In the wake of the historic ruling in the Prop 8 case, the President has decided on a very strange locution to describe his views on the matter. He says, through aides, that he personally opposes gay marriage but supports “equality”. David Axelrod made a go at this pretzel logic today:
Senior adviser David Axelrod said the president supports “equality” for gay and lesbian couples, but did not address directly Obama’s position on Wednesday’s court ruling, which struck down as unconstitutional California’s Proposition 8, a 2008 ballot initiative banning same-sex marriage in the state.
“The president does oppose same-sex marriage but he supports equality for gay and lesbian couples,” Axelrod said on MSNBC [...]
“The president opposed Proposition 8 at the time — he felt it was divisive and mean spirited,” he said, adding that Obama believes that governing marriage is “an issue for the states.”
It’s true that the President opposed Prop 8 – but his tortured logic on the subject allowed supporters of Prop 8 to use his likeness and his words in their advertising.
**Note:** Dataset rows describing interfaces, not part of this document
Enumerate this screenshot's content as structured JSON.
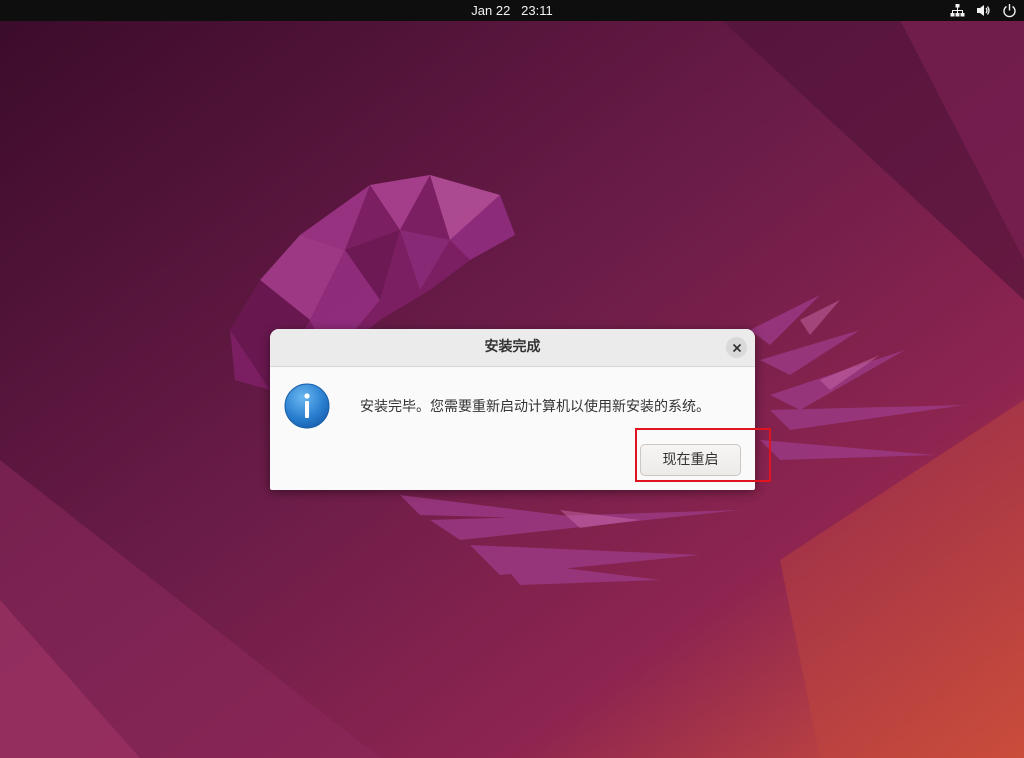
{
  "topbar": {
    "date": "Jan 22",
    "time": "23:11",
    "icons": [
      "network-icon",
      "volume-icon",
      "power-icon"
    ]
  },
  "dialog": {
    "title": "安装完成",
    "message": "安装完毕。您需要重新启动计算机以使用新安装的系统。",
    "restart_label": "现在重启",
    "icon": "info-icon",
    "close_icon": "close-icon"
  },
  "colors": {
    "topbar_bg": "#0e0e0e",
    "highlight": "#e0141e",
    "info_blue": "#2a7fd0"
  }
}
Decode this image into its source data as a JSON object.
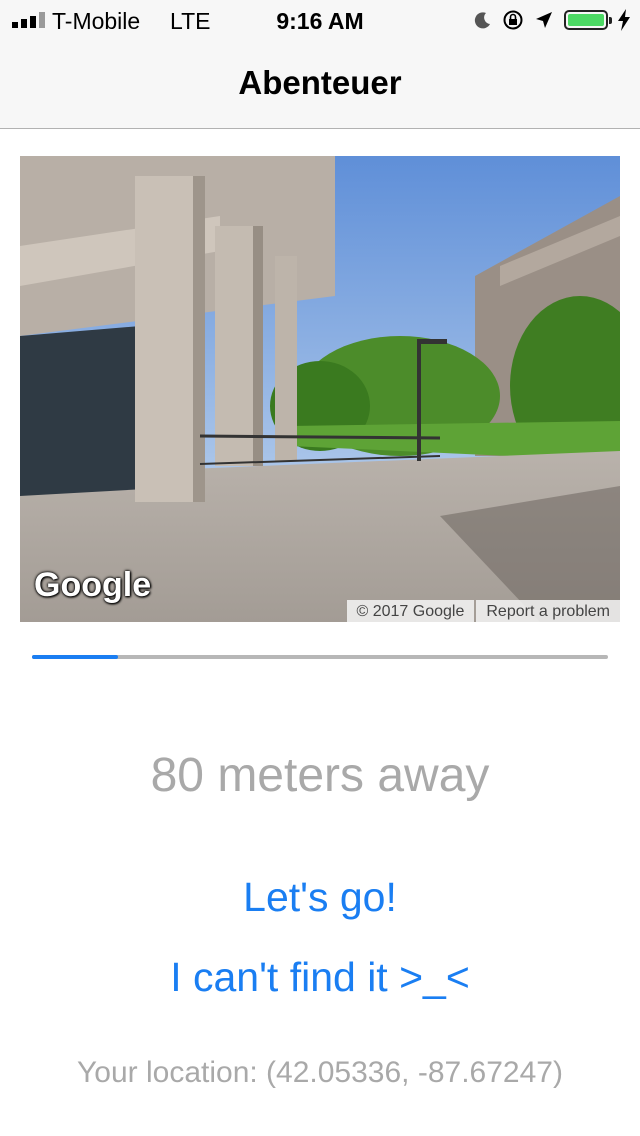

The idea of personal opposition but support of vagaries like “equality” is typical of how Democrats think they can thread the needle on these kinds of issues. It makes them look terribly weak.
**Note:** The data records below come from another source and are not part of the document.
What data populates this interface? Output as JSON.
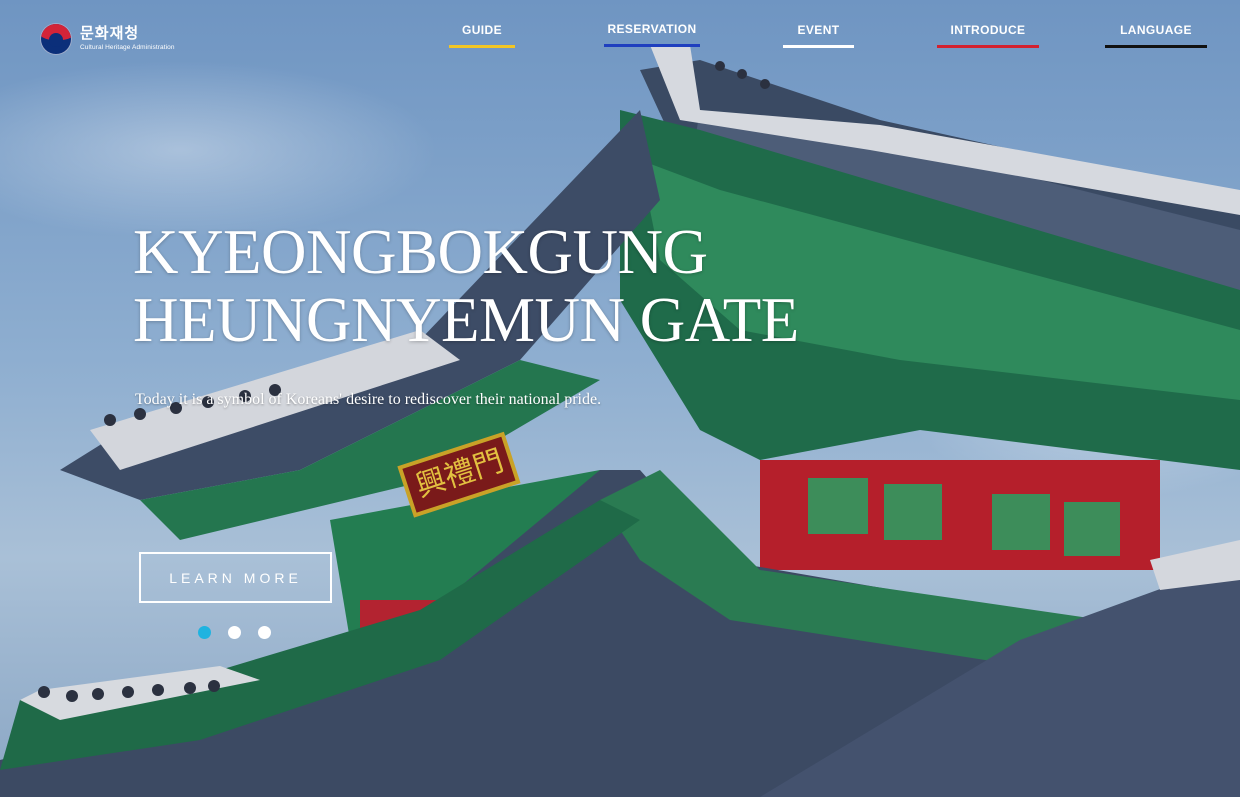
{
  "logo": {
    "korean": "문화재청",
    "english": "Cultural Heritage Administration"
  },
  "nav": [
    {
      "label": "GUIDE",
      "bar_color": "#f3c623"
    },
    {
      "label": "RESERVATION",
      "bar_color": "#1f3fbf"
    },
    {
      "label": "EVENT",
      "bar_color": "#ffffff"
    },
    {
      "label": "INTRODUCE",
      "bar_color": "#d3202f"
    },
    {
      "label": "LANGUAGE",
      "bar_color": "#111111"
    }
  ],
  "hero": {
    "title_line1": "KYEONGBOKGUNG",
    "title_line2": "HEUNGNYEMUN GATE",
    "subtitle": "Today it is a symbol of Koreans' desire to rediscover their national pride.",
    "cta_label": "LEARN MORE",
    "signboard": "興禮門"
  },
  "slider": {
    "active_index": 0,
    "count": 3,
    "active_color": "#1fb3e0"
  }
}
And the LGBT community has had it. John Aravosis has posted an open letter calling on the President to support full marriage equality.
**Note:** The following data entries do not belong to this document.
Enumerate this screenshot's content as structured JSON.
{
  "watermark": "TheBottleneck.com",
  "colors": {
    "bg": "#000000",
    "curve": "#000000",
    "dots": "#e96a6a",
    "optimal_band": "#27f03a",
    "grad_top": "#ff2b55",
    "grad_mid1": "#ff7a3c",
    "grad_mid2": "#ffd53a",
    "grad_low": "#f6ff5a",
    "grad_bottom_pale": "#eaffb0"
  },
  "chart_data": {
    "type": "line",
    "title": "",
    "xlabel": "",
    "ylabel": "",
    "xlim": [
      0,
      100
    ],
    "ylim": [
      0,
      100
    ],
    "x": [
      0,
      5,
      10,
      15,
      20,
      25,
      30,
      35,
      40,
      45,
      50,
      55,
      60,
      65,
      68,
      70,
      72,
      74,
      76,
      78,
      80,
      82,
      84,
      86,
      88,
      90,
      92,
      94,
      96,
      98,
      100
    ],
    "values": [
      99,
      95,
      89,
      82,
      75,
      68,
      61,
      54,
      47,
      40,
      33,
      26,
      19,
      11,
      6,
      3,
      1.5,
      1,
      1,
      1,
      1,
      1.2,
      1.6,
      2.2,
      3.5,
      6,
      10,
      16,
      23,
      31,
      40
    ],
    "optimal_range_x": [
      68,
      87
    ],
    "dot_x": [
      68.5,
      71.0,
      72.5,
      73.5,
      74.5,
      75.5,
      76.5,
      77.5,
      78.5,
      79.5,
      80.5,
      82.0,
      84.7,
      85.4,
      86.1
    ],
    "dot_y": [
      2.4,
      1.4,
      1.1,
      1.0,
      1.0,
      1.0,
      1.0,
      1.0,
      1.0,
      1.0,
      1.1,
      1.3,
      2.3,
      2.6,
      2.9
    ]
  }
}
Dear Mr. President:
We are writing to ask you to come out in support of full marriage equality for gay and lesbian couples.
In 1996, you were in favor of legalizing same–sex marriage. By 2008, your public position had changed.
“Separate but equal” is wrong. It’s time for you to do the right thing, and come out again for full equality for LGBT Americans.
We are on the march towards full equality. Please join us.
Opposing Prop 8 and opposing marriage equality is a contradiction in terms. And it will always be used by opponents of equality to divide people. It leaves a very troubled legacy for the President on an issue of civil rights. He’s obviously too cautious to step out on such a controversial issue. He should get over it and do what’s right.